#### [Work instructions]
For each record below, write an exact copy.

#### [Listed records]
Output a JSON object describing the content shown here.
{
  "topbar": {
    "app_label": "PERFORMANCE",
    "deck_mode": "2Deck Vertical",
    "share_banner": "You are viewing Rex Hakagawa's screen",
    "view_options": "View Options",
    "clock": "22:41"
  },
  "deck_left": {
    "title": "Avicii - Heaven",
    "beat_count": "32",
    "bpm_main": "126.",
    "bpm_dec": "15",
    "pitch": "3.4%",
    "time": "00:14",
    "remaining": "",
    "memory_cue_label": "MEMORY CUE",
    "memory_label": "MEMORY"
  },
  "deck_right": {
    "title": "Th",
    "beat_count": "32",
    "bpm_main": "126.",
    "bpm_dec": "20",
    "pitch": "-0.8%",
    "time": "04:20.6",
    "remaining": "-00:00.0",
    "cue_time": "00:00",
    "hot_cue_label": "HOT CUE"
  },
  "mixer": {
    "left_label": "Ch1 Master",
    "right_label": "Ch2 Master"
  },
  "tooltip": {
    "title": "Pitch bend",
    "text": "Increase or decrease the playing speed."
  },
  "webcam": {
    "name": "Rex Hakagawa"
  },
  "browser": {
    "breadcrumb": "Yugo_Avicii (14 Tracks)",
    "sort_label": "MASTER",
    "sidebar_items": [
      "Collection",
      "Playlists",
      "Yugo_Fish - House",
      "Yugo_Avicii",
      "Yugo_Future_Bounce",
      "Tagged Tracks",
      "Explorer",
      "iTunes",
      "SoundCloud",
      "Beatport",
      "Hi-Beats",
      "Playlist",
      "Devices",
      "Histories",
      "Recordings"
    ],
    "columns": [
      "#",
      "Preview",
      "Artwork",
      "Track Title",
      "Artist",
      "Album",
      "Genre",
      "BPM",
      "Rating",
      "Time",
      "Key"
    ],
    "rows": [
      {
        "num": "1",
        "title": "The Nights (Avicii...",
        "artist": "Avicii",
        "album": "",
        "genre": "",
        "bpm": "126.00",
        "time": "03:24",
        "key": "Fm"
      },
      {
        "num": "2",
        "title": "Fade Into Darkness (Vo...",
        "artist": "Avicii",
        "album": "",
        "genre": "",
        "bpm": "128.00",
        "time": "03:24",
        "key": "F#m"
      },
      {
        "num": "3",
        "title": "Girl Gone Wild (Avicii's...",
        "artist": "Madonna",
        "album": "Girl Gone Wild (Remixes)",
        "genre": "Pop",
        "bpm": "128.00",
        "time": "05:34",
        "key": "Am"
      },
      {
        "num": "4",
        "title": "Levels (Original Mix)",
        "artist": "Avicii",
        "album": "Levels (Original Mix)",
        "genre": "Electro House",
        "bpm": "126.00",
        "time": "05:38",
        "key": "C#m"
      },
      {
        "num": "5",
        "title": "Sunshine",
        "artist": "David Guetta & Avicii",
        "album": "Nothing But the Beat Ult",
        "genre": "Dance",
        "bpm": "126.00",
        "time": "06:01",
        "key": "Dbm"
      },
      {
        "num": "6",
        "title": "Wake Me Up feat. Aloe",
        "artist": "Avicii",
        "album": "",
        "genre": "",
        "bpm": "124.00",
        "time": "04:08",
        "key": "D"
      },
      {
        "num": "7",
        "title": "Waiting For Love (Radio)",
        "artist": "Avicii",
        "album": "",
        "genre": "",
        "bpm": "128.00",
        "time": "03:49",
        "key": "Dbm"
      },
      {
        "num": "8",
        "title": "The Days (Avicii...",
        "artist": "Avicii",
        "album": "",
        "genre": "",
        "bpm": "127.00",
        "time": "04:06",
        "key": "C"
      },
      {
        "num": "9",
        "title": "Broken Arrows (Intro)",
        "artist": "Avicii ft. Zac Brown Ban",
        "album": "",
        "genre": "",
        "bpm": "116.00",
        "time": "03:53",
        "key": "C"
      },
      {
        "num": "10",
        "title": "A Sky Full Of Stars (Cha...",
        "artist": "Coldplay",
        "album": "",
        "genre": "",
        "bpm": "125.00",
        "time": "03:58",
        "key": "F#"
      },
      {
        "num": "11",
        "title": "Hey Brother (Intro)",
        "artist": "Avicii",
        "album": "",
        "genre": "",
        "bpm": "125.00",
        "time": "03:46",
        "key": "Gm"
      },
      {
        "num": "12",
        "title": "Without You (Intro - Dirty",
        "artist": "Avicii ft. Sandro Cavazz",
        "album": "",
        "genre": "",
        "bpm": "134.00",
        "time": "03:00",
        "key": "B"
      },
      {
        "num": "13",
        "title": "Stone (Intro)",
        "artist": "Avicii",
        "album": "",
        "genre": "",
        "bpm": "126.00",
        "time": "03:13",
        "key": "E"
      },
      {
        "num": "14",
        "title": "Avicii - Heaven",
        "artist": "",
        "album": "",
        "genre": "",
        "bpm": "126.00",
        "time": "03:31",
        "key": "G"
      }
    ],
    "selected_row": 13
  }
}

#### [Result for this task]
Output a JSON object describing the content shown here.
{
  "topbar": {
    "app_label": "PERFORMANCE",
    "deck_mode": "2Deck Vertical",
    "share_banner": "You are viewing Rex Hakagawa's screen",
    "view_options": "View Options",
    "clock": "22:41"
  },
  "deck_left": {
    "title": "Avicii - Heaven",
    "beat_count": "32",
    "bpm_main": "126.",
    "bpm_dec": "15",
    "pitch": "3.4%",
    "time": "00:14",
    "remaining": "",
    "memory_cue_label": "MEMORY CUE",
    "memory_label": "MEMORY"
  },
  "deck_right": {
    "title": "Th",
    "beat_count": "32",
    "bpm_main": "126.",
    "bpm_dec": "20",
    "pitch": "-0.8%",
    "time": "04:20.6",
    "remaining": "-00:00.0",
    "cue_time": "00:00",
    "hot_cue_label": "HOT CUE"
  },
  "mixer": {
    "left_label": "Ch1 Master",
    "right_label": "Ch2 Master"
  },
  "tooltip": {
    "title": "Pitch bend",
    "text": "Increase or decrease the playing speed."
  },
  "webcam": {
    "name": "Rex Hakagawa"
  },
  "browser": {
    "breadcrumb": "Yugo_Avicii (14 Tracks)",
    "sort_label": "MASTER",
    "sidebar_items": [
      "Collection",
      "Playlists",
      "Yugo_Fish - House",
      "Yugo_Avicii",
      "Yugo_Future_Bounce",
      "Tagged Tracks",
      "Explorer",
      "iTunes",
      "SoundCloud",
      "Beatport",
      "Hi-Beats",
      "Playlist",
      "Devices",
      "Histories",
      "Recordings"
    ],
    "columns": [
      "#",
      "Preview",
      "Artwork",
      "Track Title",
      "Artist",
      "Album",
      "Genre",
      "BPM",
      "Rating",
      "Time",
      "Key"
    ],
    "rows": [
      {
        "num": "1",
        "title": "The Nights (Avicii...",
        "artist": "Avicii",
        "album": "",
        "genre": "",
        "bpm": "126.00",
        "time": "03:24",
        "key": "Fm"
      },
      {
        "num": "2",
        "title": "Fade Into Darkness (Vo...",
        "artist": "Avicii",
        "album": "",
        "genre": "",
        "bpm": "128.00",
        "time": "03:24",
        "key": "F#m"
      },
      {
        "num": "3",
        "title": "Girl Gone Wild (Avicii's...",
        "artist": "Madonna",
        "album": "Girl Gone Wild (Remixes)",
        "genre": "Pop",
        "bpm": "128.00",
        "time": "05:34",
        "key": "Am"
      },
      {
        "num": "4",
        "title": "Levels (Original Mix)",
        "artist": "Avicii",
        "album": "Levels (Original Mix)",
        "genre": "Electro House",
        "bpm": "126.00",
        "time": "05:38",
        "key": "C#m"
      },
      {
        "num": "5",
        "title": "Sunshine",
        "artist": "David Guetta & Avicii",
        "album": "Nothing But the Beat Ult",
        "genre": "Dance",
        "bpm": "126.00",
        "time": "06:01",
        "key": "Dbm"
      },
      {
        "num": "6",
        "title": "Wake Me Up feat. Aloe",
        "artist": "Avicii",
        "album": "",
        "genre": "",
        "bpm": "124.00",
        "time": "04:08",
        "key": "D"
      },
      {
        "num": "7",
        "title": "Waiting For Love (Radio)",
        "artist": "Avicii",
        "album": "",
        "genre": "",
        "bpm": "128.00",
        "time": "03:49",
        "key": "Dbm"
      },
      {
        "num": "8",
        "title": "The Days (Avicii...",
        "artist": "Avicii",
        "album": "",
        "genre": "",
        "bpm": "127.00",
        "time": "04:06",
        "key": "C"
      },
      {
        "num": "9",
        "title": "Broken Arrows (Intro)",
        "artist": "Avicii ft. Zac Brown Ban",
        "album": "",
        "genre": "",
        "bpm": "116.00",
        "time": "03:53",
        "key": "C"
      },
      {
        "num": "10",
        "title": "A Sky Full Of Stars (Cha...",
        "artist": "Coldplay",
        "album": "",
        "genre": "",
        "bpm": "125.00",
        "time": "03:58",
        "key": "F#"
      },
      {
        "num": "11",
        "title": "Hey Brother (Intro)",
        "artist": "Avicii",
        "album": "",
        "genre": "",
        "bpm": "125.00",
        "time": "03:46",
        "key": "Gm"
      },
      {
        "num": "12",
        "title": "Without You (Intro - Dirty",
        "artist": "Avicii ft. Sandro Cavazz",
        "album": "",
        "genre": "",
        "bpm": "134.00",
        "time": "03:00",
        "key": "B"
      },
      {
        "num": "13",
        "title": "Stone (Intro)",
        "artist": "Avicii",
        "album": "",
        "genre": "",
        "bpm": "126.00",
        "time": "03:13",
        "key": "E"
      },
      {
        "num": "14",
        "title": "Avicii - Heaven",
        "artist": "",
        "album": "",
        "genre": "",
        "bpm": "126.00",
        "time": "03:31",
        "key": "G"
      }
    ],
    "selected_row": 13
  }
}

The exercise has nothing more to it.